Excerpts from an interface dataset
Content starts

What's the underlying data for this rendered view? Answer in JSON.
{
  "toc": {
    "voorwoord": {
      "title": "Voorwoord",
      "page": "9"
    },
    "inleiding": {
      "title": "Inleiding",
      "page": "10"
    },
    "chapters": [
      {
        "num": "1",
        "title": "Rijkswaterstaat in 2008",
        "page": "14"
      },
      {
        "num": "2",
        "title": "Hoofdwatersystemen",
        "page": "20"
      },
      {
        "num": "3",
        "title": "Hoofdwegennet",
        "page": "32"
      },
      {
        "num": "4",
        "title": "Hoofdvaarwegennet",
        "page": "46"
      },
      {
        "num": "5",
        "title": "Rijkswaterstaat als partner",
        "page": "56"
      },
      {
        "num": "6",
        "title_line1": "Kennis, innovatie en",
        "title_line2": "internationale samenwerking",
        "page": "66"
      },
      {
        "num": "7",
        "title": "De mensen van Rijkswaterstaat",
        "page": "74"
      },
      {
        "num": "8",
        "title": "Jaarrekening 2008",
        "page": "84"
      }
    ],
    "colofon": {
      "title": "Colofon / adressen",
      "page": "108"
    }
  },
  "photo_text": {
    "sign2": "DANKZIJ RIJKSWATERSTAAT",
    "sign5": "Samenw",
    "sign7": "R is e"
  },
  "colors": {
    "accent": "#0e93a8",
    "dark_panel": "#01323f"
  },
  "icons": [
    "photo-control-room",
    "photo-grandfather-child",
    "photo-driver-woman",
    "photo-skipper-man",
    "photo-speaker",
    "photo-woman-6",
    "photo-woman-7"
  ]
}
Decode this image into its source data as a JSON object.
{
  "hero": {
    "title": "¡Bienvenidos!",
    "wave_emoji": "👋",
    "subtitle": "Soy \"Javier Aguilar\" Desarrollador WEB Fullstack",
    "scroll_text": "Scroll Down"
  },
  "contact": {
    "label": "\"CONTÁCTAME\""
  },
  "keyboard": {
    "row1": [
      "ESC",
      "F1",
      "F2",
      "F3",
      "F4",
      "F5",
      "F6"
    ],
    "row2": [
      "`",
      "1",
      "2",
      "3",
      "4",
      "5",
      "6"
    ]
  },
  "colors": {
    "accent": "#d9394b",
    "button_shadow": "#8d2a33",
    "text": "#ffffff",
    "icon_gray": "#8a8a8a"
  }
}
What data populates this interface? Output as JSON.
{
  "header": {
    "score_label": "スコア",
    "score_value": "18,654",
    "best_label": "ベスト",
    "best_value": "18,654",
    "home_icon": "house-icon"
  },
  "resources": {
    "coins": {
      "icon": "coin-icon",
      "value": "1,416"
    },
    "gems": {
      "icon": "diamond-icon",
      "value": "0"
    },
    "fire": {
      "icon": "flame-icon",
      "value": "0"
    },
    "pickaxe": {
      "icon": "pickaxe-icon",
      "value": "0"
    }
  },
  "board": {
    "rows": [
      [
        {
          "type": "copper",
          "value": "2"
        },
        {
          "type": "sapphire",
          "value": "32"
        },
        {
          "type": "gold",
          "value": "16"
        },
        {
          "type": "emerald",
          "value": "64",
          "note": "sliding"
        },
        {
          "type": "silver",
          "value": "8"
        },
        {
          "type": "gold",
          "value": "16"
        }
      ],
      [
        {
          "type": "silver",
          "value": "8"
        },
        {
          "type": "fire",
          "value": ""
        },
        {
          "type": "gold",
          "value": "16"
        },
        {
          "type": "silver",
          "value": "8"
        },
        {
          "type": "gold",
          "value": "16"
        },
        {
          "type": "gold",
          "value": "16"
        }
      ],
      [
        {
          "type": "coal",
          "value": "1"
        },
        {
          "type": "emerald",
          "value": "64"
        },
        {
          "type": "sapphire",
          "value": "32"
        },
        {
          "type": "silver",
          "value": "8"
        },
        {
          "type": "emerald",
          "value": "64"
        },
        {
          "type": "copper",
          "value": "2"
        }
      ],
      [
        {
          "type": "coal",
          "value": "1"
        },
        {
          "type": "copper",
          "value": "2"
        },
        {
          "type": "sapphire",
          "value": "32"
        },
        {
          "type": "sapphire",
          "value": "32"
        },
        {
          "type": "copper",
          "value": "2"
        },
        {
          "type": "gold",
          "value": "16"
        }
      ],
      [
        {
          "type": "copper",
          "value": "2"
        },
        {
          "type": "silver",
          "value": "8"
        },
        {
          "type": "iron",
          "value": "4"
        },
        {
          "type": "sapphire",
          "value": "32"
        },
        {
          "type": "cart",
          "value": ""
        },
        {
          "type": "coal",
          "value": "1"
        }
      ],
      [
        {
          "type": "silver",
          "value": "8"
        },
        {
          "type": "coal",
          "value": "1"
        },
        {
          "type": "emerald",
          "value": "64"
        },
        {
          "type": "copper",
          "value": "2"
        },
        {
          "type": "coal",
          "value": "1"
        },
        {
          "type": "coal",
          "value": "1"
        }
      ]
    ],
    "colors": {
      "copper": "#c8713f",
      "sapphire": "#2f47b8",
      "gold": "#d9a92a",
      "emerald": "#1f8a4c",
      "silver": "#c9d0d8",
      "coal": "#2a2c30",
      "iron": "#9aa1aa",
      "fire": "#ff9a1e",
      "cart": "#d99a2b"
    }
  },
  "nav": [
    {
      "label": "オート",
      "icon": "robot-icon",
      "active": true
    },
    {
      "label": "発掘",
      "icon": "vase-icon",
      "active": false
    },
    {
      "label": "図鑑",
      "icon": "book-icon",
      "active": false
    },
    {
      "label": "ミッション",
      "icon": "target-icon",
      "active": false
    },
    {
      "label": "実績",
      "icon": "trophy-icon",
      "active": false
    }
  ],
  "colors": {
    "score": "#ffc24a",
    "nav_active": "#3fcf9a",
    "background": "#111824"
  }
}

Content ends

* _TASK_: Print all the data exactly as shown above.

* _WRITTEN REPLY_:
What's the underlying data for this rendered view? Answer in JSON.
{
  "toc": {
    "voorwoord": {
      "title": "Voorwoord",
      "page": "9"
    },
    "inleiding": {
      "title": "Inleiding",
      "page": "10"
    },
    "chapters": [
      {
        "num": "1",
        "title": "Rijkswaterstaat in 2008",
        "page": "14"
      },
      {
        "num": "2",
        "title": "Hoofdwatersystemen",
        "page": "20"
      },
      {
        "num": "3",
        "title": "Hoofdwegennet",
        "page": "32"
      },
      {
        "num": "4",
        "title": "Hoofdvaarwegennet",
        "page": "46"
      },
      {
        "num": "5",
        "title": "Rijkswaterstaat als partner",
        "page": "56"
      },
      {
        "num": "6",
        "title_line1": "Kennis, innovatie en",
        "title_line2": "internationale samenwerking",
        "page": "66"
      },
      {
        "num": "7",
        "title": "De mensen van Rijkswaterstaat",
        "page": "74"
      },
      {
        "num": "8",
        "title": "Jaarrekening 2008",
        "page": "84"
      }
    ],
    "colofon": {
      "title": "Colofon / adressen",
      "page": "108"
    }
  },
  "photo_text": {
    "sign2": "DANKZIJ RIJKSWATERSTAAT",
    "sign5": "Samenw",
    "sign7": "R is e"
  },
  "colors": {
    "accent": "#0e93a8",
    "dark_panel": "#01323f"
  },
  "icons": [
    "photo-control-room",
    "photo-grandfather-child",
    "photo-driver-woman",
    "photo-skipper-man",
    "photo-speaker",
    "photo-woman-6",
    "photo-woman-7"
  ]
}
Decode this image into its source data as a JSON object.
{
  "hero": {
    "title": "¡Bienvenidos!",
    "wave_emoji": "👋",
    "subtitle": "Soy \"Javier Aguilar\" Desarrollador WEB Fullstack",
    "scroll_text": "Scroll Down"
  },
  "contact": {
    "label": "\"CONTÁCTAME\""
  },
  "keyboard": {
    "row1": [
      "ESC",
      "F1",
      "F2",
      "F3",
      "F4",
      "F5",
      "F6"
    ],
    "row2": [
      "`",
      "1",
      "2",
      "3",
      "4",
      "5",
      "6"
    ]
  },
  "colors": {
    "accent": "#d9394b",
    "button_shadow": "#8d2a33",
    "text": "#ffffff",
    "icon_gray": "#8a8a8a"
  }
}
What data populates this interface? Output as JSON.
{
  "header": {
    "score_label": "スコア",
    "score_value": "18,654",
    "best_label": "ベスト",
    "best_value": "18,654",
    "home_icon": "house-icon"
  },
  "resources": {
    "coins": {
      "icon": "coin-icon",
      "value": "1,416"
    },
    "gems": {
      "icon": "diamond-icon",
      "value": "0"
    },
    "fire": {
      "icon": "flame-icon",
      "value": "0"
    },
    "pickaxe": {
      "icon": "pickaxe-icon",
      "value": "0"
    }
  },
  "board": {
    "rows": [
      [
        {
          "type": "copper",
          "value": "2"
        },
        {
          "type": "sapphire",
          "value": "32"
        },
        {
          "type": "gold",
          "value": "16"
        },
        {
          "type": "emerald",
          "value": "64",
          "note": "sliding"
        },
        {
          "type": "silver",
          "value": "8"
        },
        {
          "type": "gold",
          "value": "16"
        }
      ],
      [
        {
          "type": "silver",
          "value": "8"
        },
        {
          "type": "fire",
          "value": ""
        },
        {
          "type": "gold",
          "value": "16"
        },
        {
          "type": "silver",
          "value": "8"
        },
        {
          "type": "gold",
          "value": "16"
        },
        {
          "type": "gold",
          "value": "16"
        }
      ],
      [
        {
          "type": "coal",
          "value": "1"
        },
        {
          "type": "emerald",
          "value": "64"
        },
        {
          "type": "sapphire",
          "value": "32"
        },
        {
          "type": "silver",
          "value": "8"
        },
        {
          "type": "emerald",
          "value": "64"
        },
        {
          "type": "copper",
          "value": "2"
        }
      ],
      [
        {
          "type": "coal",
          "value": "1"
        },
        {
          "type": "copper",
          "value": "2"
        },
        {
          "type": "sapphire",
          "value": "32"
        },
        {
          "type": "sapphire",
          "value": "32"
        },
        {
          "type": "copper",
          "value": "2"
        },
        {
          "type": "gold",
          "value": "16"
        }
      ],
      [
        {
          "type": "copper",
          "value": "2"
        },
        {
          "type": "silver",
          "value": "8"
        },
        {
          "type": "iron",
          "value": "4"
        },
        {
          "type": "sapphire",
          "value": "32"
        },
        {
          "type": "cart",
          "value": ""
        },
        {
          "type": "coal",
          "value": "1"
        }
      ],
      [
        {
          "type": "silver",
          "value": "8"
        },
        {
          "type": "coal",
          "value": "1"
        },
        {
          "type": "emerald",
          "value": "64"
        },
        {
          "type": "copper",
          "value": "2"
        },
        {
          "type": "coal",
          "value": "1"
        },
        {
          "type": "coal",
          "value": "1"
        }
      ]
    ],
    "colors": {
      "copper": "#c8713f",
      "sapphire": "#2f47b8",
      "gold": "#d9a92a",
      "emerald": "#1f8a4c",
      "silver": "#c9d0d8",
      "coal": "#2a2c30",
      "iron": "#9aa1aa",
      "fire": "#ff9a1e",
      "cart": "#d99a2b"
    }
  },
  "nav": [
    {
      "label": "オート",
      "icon": "robot-icon",
      "active": true
    },
    {
      "label": "発掘",
      "icon": "vase-icon",
      "active": false
    },
    {
      "label": "図鑑",
      "icon": "book-icon",
      "active": false
    },
    {
      "label": "ミッション",
      "icon": "target-icon",
      "active": false
    },
    {
      "label": "実績",
      "icon": "trophy-icon",
      "active": false
    }
  ],
  "colors": {
    "score": "#ffc24a",
    "nav_active": "#3fcf9a",
    "background": "#111824"
  }
}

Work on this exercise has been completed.